“Today Australia is the safest option we have” explained Léopold Lucet, in charge of the preparation of operations to recuperate Gitana Eighty. This analysis, largely shared by Loïck Peyron, is thus based on the uncertainties as to the last 1,000 miles of the “South-African option”. Indeed, following forecasts from Sylvain Mondon – the loyal adviser to Gitana Team – the last part of the tow would have led to them trying to make headway into the wind in what were still very hazardous conditions… the element of uncertainty was so great that the men of Gitana Team couldn't allow it. In this decision, the testimony from Jérémie Beyou was invaluable to them.
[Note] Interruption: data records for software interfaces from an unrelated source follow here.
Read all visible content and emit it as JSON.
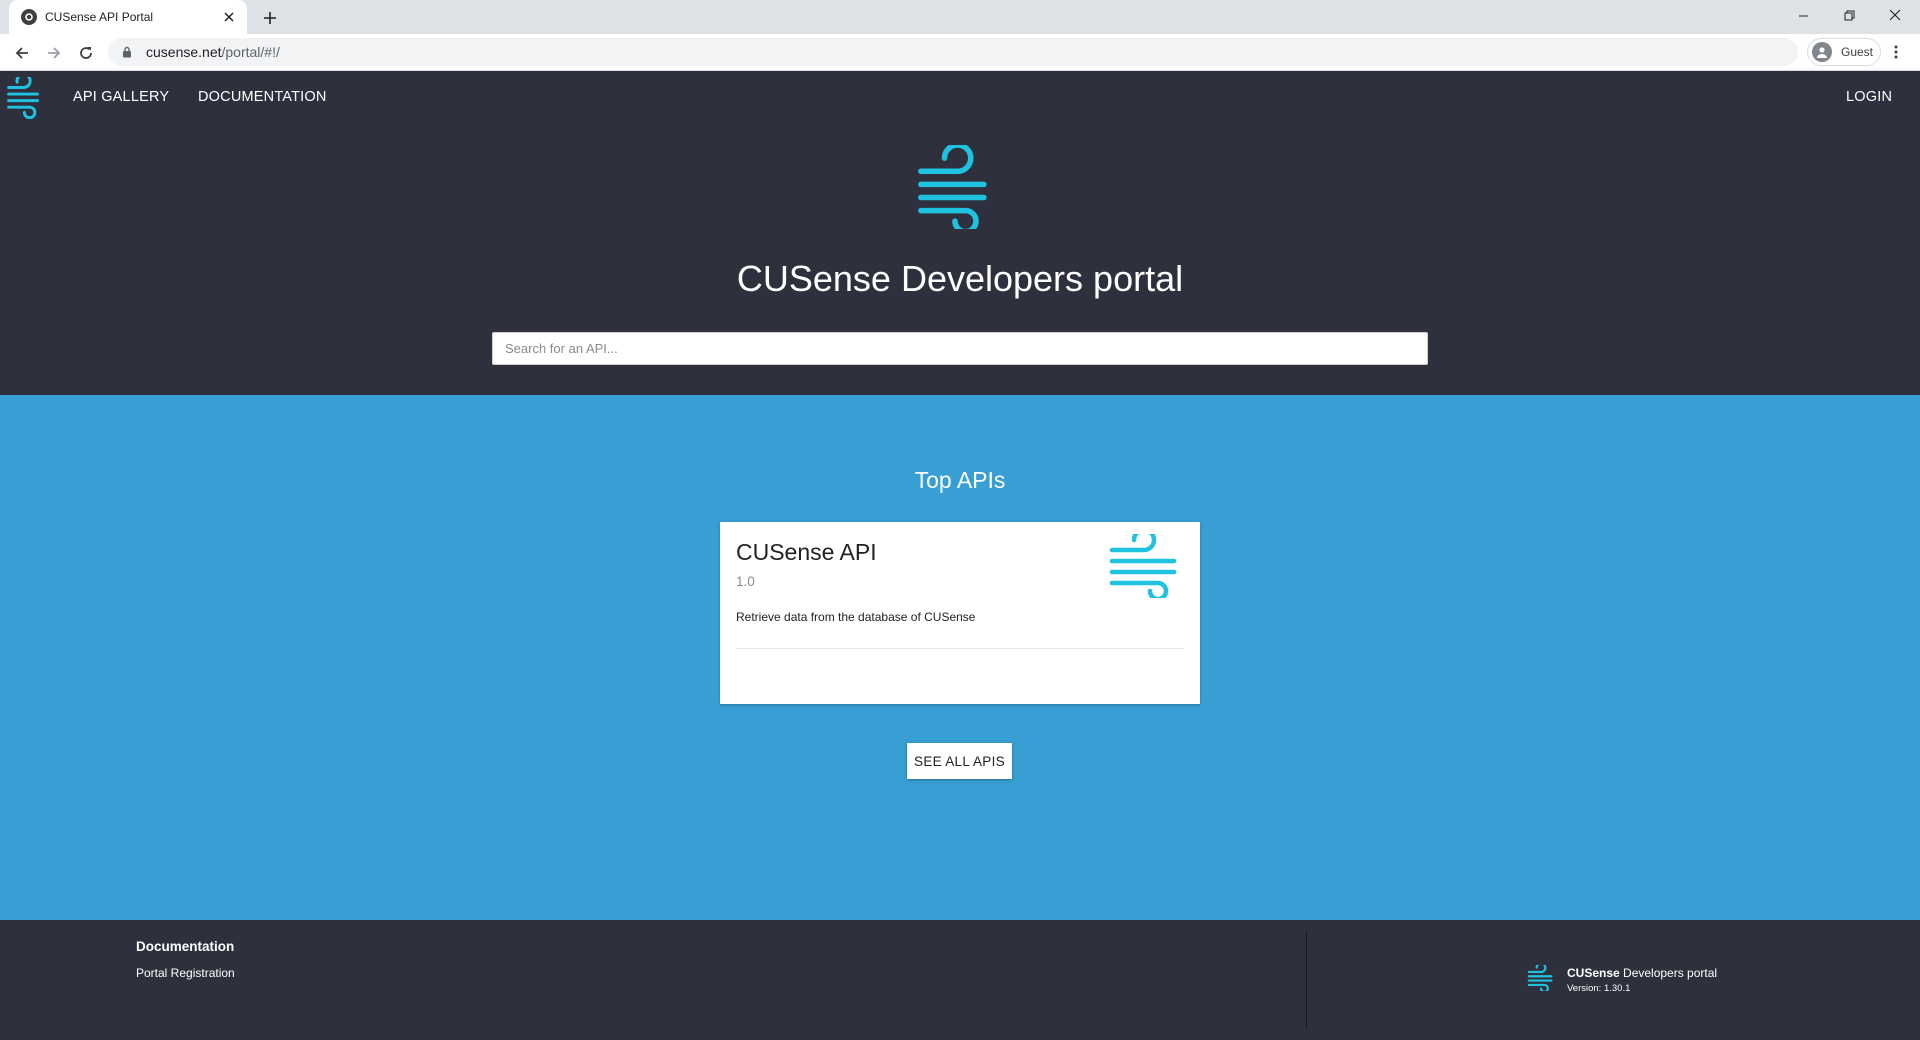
{
  "browser": {
    "tab_title": "CUSense API Portal",
    "url_host": "cusense.net",
    "url_path": "/portal/#!/",
    "profile_label": "Guest"
  },
  "nav": {
    "links": [
      "API GALLERY",
      "DOCUMENTATION"
    ],
    "login": "LOGIN"
  },
  "hero": {
    "title": "CUSense Developers portal",
    "search_placeholder": "Search for an API..."
  },
  "top_apis": {
    "heading": "Top APIs",
    "cards": [
      {
        "name": "CUSense API",
        "version": "1.0",
        "description": "Retrieve data from the database of CUSense"
      }
    ],
    "see_all_label": "SEE ALL APIS"
  },
  "footer": {
    "heading": "Documentation",
    "link": "Portal Registration",
    "brand_bold": "CUSense",
    "brand_rest": " Developers portal",
    "version": "Version: 1.30.1"
  },
  "colors": {
    "header_bg": "#2e313d",
    "section_bg": "#379fd3",
    "logo_accent": "#1fc2df"
  },
  "icons": {
    "logo": "wind-logo-icon"
  }
}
The young skipper experienced the same misfortune last year within a few hundred miles of Gitana Eighty during the Barcelona World Race and has contacted Loïck Peyron's team to share his experience. This gesture demonstrated that, as is often the case in sailing, there is an established chain of solidarity and support.
“A tow in the open ocean is always a tricky operation, especially as today we can't have any guarantees on the weather. Making course towards Fremantle, on the SW coast of Australia is the best decision” explained Loïck early this afternoon.
Waiting for a decision on the destination since he built a jury rig on Wednesday night, the skipper of Gitana Eighty didn't delay in changing course once the choice was clearly defined: “Perfect! I've just begun to bear away a little and now I'm off to Australia” he said to his team with his usual humour. And though the situation hasn't really been much fun aboard Gitana Eighty, Loïck Peyron accepted his fate philosophically and calmly, despite the ambient discomfort: “We're getting massively shaken up without a mast as the centre of gravity is very low. As a result it hasn't been easy to sleep. I'm reading a lot. It helps to pass the time, which is getting to be a little bit long. I'm tidying up and I'm making lists… You have to keep yourself busy!”
To date, the monohull equipped by Baron Benjamin de Rothschild is sailing at 45°44 South and 59°48 East and is making more than honourable speeds under jury rig. It is worth remembering that Loïck Peyron has manufactured a little spar by fixing the boom onto the remaining mast foot, and to that he has added a storm sail (20 m2 sail) up forward and a piece of mainsail aft. In these conditions and given that the breeze is likely to be downwind until close to the Australian coast, some 2,600 miles away this Friday afternoon, Loïck Peyron and Gitana Eighty should reach terra firma in 15 to 20 days time.